START DATA SUPPLIED

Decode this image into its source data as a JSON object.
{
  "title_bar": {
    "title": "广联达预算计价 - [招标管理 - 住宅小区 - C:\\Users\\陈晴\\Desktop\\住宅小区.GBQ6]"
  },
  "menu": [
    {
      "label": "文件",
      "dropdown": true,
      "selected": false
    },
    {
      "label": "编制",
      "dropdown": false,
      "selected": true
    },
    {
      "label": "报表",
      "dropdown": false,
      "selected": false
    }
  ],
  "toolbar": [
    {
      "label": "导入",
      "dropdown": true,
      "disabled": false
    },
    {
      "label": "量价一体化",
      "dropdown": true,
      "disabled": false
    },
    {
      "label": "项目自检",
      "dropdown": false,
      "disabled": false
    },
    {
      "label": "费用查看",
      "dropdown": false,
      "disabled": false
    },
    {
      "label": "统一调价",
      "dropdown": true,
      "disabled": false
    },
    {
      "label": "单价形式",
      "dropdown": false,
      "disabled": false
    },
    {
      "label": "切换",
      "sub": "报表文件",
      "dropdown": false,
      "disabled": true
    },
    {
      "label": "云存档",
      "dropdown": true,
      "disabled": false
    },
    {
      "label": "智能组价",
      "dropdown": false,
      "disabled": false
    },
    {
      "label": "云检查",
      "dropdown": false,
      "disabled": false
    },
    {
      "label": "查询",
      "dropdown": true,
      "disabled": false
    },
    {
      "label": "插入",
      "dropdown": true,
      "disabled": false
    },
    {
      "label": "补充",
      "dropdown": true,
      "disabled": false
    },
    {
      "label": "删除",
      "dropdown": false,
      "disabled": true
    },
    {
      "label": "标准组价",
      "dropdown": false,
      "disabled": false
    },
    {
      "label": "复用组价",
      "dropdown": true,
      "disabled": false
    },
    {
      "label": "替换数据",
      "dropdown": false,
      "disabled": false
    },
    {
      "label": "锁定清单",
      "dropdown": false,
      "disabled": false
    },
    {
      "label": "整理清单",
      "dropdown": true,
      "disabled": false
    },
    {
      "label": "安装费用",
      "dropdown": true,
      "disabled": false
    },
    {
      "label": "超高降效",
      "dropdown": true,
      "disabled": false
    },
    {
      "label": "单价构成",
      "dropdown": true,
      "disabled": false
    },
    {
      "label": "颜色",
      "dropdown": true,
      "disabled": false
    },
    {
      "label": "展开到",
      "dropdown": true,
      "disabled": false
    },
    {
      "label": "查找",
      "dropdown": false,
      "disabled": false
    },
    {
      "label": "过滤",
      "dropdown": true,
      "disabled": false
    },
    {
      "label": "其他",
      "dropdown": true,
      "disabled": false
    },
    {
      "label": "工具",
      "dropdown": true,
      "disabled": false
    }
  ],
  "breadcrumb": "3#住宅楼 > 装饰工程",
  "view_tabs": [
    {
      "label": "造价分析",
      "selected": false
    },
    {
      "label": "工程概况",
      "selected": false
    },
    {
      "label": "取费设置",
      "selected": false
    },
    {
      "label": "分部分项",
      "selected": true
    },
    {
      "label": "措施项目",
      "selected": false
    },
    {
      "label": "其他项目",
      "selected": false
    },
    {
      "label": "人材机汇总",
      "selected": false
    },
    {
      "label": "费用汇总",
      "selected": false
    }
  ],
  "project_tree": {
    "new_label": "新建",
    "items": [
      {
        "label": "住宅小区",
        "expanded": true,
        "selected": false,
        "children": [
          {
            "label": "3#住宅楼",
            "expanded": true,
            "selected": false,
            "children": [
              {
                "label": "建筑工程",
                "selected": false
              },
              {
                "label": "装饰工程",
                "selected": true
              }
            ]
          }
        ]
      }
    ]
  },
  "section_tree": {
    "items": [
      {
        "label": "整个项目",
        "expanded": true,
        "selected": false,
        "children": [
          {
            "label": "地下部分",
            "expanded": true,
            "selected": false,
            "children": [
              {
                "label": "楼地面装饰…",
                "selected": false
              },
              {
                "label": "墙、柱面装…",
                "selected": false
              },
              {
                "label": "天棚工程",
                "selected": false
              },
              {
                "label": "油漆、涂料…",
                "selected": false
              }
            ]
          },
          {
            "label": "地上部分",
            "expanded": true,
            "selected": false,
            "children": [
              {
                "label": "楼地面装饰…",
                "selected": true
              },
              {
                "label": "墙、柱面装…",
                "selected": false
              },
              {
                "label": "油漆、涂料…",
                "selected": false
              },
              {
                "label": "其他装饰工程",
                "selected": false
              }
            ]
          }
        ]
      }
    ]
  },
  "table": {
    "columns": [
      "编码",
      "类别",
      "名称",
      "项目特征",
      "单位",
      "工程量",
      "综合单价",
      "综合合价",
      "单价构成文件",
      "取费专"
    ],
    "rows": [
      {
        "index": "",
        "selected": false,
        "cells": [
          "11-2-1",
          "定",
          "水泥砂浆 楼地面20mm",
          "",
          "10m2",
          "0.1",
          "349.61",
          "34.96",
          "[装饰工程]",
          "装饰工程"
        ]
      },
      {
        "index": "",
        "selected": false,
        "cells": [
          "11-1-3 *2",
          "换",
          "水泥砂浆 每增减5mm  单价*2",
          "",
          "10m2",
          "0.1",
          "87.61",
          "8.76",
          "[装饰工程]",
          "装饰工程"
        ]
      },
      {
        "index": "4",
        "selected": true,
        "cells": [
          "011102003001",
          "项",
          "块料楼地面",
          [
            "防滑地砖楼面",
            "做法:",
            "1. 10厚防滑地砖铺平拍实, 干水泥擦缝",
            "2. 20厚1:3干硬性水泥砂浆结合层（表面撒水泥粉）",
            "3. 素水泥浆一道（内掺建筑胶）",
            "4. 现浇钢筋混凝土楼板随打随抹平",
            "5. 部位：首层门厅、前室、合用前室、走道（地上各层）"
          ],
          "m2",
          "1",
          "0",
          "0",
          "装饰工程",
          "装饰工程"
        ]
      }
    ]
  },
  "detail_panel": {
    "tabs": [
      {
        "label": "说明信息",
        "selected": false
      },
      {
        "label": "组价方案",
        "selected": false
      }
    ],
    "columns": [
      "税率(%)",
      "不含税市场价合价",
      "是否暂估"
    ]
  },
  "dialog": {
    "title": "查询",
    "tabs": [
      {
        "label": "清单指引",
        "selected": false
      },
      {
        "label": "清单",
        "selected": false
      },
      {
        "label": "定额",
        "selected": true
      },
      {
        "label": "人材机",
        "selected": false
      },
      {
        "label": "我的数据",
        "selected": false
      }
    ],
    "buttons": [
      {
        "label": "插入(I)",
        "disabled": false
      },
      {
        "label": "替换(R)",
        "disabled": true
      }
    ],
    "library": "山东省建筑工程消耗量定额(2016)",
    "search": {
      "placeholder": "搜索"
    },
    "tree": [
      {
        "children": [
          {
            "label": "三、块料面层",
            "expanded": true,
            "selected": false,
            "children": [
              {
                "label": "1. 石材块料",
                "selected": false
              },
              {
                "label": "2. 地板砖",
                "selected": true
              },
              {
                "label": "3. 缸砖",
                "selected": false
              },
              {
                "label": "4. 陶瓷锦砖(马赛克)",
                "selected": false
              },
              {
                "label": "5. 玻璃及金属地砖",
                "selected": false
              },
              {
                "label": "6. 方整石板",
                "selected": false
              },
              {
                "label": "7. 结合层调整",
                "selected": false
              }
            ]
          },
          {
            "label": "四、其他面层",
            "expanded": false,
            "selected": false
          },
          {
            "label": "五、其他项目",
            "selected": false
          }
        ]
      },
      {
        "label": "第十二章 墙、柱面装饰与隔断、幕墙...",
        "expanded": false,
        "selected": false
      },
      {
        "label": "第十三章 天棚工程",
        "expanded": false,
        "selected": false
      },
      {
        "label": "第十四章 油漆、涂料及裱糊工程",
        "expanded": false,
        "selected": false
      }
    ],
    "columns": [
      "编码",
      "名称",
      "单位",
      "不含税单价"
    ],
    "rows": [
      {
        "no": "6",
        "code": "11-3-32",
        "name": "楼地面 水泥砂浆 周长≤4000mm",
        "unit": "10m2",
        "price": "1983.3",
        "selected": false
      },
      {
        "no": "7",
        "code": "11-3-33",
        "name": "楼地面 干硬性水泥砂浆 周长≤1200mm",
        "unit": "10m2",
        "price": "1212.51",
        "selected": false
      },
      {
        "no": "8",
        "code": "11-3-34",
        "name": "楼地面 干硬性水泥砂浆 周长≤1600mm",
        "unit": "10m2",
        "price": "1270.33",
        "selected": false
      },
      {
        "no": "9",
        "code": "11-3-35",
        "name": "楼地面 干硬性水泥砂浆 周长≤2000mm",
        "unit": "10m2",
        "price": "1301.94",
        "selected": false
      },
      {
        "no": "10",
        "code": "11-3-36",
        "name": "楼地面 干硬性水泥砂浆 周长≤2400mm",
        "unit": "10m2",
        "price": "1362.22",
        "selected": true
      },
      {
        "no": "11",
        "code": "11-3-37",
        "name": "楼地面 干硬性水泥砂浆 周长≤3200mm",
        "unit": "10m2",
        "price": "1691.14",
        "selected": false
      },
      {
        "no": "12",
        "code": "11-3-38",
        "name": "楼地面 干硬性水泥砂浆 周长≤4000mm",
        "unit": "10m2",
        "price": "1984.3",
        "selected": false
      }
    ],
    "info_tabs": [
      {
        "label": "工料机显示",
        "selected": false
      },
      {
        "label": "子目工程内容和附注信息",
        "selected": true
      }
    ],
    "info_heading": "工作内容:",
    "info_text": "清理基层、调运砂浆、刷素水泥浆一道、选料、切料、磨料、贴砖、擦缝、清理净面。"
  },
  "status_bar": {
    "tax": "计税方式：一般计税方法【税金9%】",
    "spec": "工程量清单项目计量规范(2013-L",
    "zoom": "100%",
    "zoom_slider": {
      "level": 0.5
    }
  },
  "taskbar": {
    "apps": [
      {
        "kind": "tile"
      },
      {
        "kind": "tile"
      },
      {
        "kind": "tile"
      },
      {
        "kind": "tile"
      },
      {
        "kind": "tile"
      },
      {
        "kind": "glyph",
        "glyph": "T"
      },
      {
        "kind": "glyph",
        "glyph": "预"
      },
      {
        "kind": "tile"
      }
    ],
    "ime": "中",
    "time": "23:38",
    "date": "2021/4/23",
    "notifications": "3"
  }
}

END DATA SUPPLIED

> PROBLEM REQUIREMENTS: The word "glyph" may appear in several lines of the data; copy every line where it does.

> SOLUTION TO THIS PROBLEM:
        "kind": "glyph",
        "glyph": "T"
        "kind": "glyph",
        "glyph": "预"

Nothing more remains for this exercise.